Apple's iCloud is built to be application-centric, which means that unlike other cloud-based file management services for OS X that are essentially add-ons to the Finder, iCloud only allows you to interact with documents through the programs that created them. If a program is built for iCloud, then its Open dialog box will show an iCloud document list that you can select from, but you by default cannot access these documents in the Finder.
While this approach is convenient in some respects, it is limiting if you wish to open an iCloud document in another program, access the files directly for troubleshooting purposes, or perform basic actions like copying or moving them to a new location.
As with other cloud-based services for OS X, this interface essentially manages all files through a single synchronized folder, which for iCloud is called Mobile Documents and is located in the user library.
As changes are made to this folder, the service will dynamically synchronize them with iCloud and push them to other devices. As a result, the iCloud interface for applications is just a representation of the contents of this folder, and if you need to, you can directly access this folder from within the Finder to manually manage your documents.
To access your user library, select it from the Finder's Go menu (hold the Option key down to reveal the Library if needed). In the library, open the Mobile Documents directory to reveal the iCloud data structure, and optionally create an alias of it on the Desktop or in another location for easy access (one easy option is to drag it to the Finder sidebar).
In the Mobile Documents folder you will see parent directories for each application that has documents stored in iCloud, and opening these will reveal two directories: one for the documents themselves, and another for their thumbnails.
By accessing the iCloud synchronized folder in this way, you can help tackle problems and other limitations with Apple's iCloud service:
If a document can't be deleted or you have problems accessing it, then manually removing it from the service or checking its permissions setup can be done through this folder.
Apple supports organizing iCloud documents into subfolders, which can also be done by creating folders and moving your documents to them using the Finder, though you're limited to a single level of folders. If you try to create nested folders, then the iCloud service will not display them or the documents they contain on other Macs.
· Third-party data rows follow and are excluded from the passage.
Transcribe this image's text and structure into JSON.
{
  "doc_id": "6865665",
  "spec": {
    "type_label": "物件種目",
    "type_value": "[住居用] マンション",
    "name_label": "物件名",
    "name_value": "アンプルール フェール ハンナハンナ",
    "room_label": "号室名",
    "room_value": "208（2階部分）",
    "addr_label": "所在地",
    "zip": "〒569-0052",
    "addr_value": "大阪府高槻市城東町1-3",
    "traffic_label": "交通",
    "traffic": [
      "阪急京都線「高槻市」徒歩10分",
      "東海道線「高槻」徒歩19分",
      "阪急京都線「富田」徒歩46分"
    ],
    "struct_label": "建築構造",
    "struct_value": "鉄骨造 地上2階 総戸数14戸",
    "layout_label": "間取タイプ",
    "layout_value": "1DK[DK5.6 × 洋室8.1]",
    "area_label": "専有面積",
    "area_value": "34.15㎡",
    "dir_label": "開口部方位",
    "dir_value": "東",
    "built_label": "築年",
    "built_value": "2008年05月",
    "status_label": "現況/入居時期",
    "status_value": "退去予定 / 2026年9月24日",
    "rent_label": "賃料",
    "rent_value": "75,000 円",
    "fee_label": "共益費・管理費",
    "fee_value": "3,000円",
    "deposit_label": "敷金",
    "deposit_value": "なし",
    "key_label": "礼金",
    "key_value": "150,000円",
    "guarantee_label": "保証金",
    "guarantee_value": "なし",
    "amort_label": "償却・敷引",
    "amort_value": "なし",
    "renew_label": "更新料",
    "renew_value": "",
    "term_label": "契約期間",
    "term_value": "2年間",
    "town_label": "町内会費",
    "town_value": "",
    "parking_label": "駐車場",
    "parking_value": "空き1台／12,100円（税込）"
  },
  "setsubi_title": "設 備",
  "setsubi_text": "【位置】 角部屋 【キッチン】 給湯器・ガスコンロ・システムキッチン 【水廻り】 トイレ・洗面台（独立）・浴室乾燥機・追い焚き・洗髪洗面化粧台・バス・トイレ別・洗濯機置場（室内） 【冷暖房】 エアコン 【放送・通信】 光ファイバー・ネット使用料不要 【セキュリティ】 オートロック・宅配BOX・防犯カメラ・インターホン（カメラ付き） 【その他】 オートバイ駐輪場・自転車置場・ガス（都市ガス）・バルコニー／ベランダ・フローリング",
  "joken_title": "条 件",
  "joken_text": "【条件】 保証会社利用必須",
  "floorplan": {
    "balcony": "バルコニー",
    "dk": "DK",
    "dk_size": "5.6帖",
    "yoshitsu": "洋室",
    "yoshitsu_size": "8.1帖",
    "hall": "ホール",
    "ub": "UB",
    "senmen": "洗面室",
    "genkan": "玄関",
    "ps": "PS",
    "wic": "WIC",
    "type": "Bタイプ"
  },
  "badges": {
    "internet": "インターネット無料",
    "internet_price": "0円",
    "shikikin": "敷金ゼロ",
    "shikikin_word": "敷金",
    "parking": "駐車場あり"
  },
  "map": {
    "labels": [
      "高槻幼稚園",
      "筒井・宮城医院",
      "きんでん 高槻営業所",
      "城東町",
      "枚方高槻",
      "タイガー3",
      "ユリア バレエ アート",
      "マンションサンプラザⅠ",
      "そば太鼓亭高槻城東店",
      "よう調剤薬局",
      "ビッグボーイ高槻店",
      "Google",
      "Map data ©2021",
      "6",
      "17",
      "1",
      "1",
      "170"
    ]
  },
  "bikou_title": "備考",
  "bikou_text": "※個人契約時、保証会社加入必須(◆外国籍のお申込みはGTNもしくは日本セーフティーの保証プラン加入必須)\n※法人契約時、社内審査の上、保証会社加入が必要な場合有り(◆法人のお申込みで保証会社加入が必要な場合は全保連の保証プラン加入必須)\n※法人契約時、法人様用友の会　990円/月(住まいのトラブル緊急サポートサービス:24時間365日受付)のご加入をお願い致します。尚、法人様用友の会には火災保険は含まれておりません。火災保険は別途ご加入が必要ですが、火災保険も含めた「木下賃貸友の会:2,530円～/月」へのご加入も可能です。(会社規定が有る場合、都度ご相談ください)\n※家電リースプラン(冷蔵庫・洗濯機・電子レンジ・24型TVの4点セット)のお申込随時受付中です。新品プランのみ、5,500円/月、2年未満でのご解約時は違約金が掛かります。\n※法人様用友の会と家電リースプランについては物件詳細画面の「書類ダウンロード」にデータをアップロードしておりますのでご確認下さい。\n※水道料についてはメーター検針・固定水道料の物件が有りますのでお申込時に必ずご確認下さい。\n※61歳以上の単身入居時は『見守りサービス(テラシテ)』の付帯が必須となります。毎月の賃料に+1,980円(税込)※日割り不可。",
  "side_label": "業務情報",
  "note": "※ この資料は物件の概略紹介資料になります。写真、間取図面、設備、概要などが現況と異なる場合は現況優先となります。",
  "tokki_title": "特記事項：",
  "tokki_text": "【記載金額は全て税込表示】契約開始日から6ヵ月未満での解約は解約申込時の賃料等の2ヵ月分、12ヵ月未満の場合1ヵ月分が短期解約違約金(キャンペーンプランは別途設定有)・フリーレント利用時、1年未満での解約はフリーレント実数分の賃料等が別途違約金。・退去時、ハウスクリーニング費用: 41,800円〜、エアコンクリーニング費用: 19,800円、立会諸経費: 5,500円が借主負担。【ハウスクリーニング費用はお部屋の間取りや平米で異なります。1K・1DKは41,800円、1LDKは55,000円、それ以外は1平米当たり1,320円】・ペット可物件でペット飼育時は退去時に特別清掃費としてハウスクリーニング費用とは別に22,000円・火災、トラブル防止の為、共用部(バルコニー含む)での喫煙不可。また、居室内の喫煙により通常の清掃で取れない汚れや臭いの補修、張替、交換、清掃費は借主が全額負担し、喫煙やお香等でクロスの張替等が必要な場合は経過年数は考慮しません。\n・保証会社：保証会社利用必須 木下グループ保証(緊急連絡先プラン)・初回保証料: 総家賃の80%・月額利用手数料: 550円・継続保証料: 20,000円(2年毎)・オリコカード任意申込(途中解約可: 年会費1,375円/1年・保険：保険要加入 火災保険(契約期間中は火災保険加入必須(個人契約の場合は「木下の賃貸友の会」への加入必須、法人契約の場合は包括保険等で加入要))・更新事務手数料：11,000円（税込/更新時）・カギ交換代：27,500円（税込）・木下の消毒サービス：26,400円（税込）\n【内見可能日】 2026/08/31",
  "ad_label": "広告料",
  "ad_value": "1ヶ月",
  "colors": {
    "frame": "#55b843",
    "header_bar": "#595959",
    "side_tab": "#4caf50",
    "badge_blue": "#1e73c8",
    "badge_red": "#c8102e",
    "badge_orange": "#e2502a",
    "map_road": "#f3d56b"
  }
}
You also cannot use aliases or other links to files outside of the iCloud folder.
- Adding non-native document types
Applications that use iCloud can export multiple supported file formats to iCloud storage and have them all be available when opening files. You can likewise use the Finder to move files of different formats to the Mobile Documents folder and have them both be available to a specific application, and be propagated to your various Macs and iOS devices.
For example, if you have a number of Text or Word documents that you would like to access on multiple Macs using iCloud, then you can drag them to the Pages documents folder in iCloud and they should synchronize.
As with creating folders and organizing your iCloud documents manually, there are some limitations to consider when manually adding documents to iCloud. If an iCloud-based program alters the document, then the changes will be automatically saved and propagated to your iCloud-enabled devices. As a result, if you export a document to a text file on your Mac and save it to iCloud, if you open this file with Pages on an iPad it will be automatically converted to a Pages document, even if you lock the file or set it to be a Stationery Pad.
Because of these limitations and behaviors, it may be best to stick to doing most iCloud document management the intended way, through the iCloud interface. However, if you work within the above constraints, you should be able to access these files directly without problems.